AS part of its election manifesto, Labor has promised to introduce a no frills default fund (MySuper) to which employer contributions would automatically be directed if the employee did not make a choice of their own.
There will not be one single fund, and the major superannuation providers now will be encouraged to introduce their own version of MySuper.
This was one of the key recommendations of the recently released Cooper report, but take heed of these key phrases from that report. “MySuper… recognises that direct engagement in superannuation is not a priority for a large proportion of the population. A touchstone of MySuper is that its members defer to the trustee generally in relation to all aspects of their superannuation”.
In short, Cooper is saying that the control of most Australians’ superannuation should be taken from them because they are too disinterested to take care of it themselves.
Even though a no frills fund might suit some people it is important to understand that your superannuation fund may well be your major asset apart from your home when you retire. This is why it is important to seek advice to ensure that the fund you choose is appropriate for your goals and your personal situation.

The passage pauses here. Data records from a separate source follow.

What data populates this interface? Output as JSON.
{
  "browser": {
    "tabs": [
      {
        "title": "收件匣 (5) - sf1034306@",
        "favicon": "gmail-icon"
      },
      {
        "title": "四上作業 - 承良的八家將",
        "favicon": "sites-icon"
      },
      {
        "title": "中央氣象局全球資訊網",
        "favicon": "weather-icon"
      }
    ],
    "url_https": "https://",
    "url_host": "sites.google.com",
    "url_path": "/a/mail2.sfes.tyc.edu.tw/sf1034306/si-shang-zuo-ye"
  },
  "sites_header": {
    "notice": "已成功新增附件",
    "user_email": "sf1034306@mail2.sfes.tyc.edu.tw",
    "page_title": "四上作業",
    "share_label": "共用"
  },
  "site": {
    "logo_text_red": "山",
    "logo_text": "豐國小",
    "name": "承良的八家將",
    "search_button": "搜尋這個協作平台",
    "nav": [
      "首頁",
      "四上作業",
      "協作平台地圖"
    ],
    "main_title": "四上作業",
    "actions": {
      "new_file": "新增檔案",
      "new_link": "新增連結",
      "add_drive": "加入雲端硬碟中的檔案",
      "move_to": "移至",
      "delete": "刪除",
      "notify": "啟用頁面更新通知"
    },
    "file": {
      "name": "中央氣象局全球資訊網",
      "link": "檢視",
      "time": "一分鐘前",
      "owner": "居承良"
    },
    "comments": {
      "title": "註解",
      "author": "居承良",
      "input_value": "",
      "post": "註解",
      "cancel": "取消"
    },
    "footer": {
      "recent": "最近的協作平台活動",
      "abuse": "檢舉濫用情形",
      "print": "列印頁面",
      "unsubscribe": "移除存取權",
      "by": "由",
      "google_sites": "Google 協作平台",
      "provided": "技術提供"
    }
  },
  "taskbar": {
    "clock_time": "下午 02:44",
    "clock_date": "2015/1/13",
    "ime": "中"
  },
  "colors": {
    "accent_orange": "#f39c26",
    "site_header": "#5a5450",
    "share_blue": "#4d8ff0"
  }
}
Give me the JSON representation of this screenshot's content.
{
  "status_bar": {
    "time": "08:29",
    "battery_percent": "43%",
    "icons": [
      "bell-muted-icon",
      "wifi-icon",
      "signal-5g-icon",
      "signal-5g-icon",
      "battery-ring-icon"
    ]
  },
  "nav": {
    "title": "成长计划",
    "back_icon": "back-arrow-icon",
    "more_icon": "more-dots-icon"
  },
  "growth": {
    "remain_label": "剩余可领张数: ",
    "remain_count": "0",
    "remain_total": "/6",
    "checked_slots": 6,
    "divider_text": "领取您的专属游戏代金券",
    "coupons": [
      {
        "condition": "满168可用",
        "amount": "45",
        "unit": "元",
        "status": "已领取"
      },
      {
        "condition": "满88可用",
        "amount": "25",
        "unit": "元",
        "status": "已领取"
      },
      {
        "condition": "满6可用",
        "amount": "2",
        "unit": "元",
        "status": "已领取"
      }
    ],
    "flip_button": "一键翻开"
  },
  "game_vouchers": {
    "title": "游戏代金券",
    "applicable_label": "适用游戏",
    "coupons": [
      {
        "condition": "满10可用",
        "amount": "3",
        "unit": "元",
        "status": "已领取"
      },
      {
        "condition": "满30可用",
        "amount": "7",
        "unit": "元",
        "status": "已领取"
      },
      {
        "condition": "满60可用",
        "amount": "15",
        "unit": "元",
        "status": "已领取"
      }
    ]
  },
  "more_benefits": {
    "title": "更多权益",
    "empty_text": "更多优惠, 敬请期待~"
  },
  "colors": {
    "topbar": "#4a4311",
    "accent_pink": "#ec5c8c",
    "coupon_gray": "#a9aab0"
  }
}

Issues to be addressed include the need for life insurance, the appropriate mix of assets, flexibility, customer service the ability to make binding nominations.
Rising life expectancies mean that a major danger for most Australians is living longer than their money. I have stressed repeatedly the importance of looking upon super as a tool to save tax while building wealth, and at the same time making sure it meshes with the other assets that you hold, such as your own home, investment properties and your share portfolio.
Fortunately we live in a country that encourages freedom of choice and where good financial advice is readily available. The ones who exercise that choice and who seek and use good advice will be the winners in the long run.
Noel Whittaker is a director of Whittaker Macnaught Pty Ltd. His advice is general in nature and readers should seek their own professional advice before making any financial decisions. His email is email@example.com.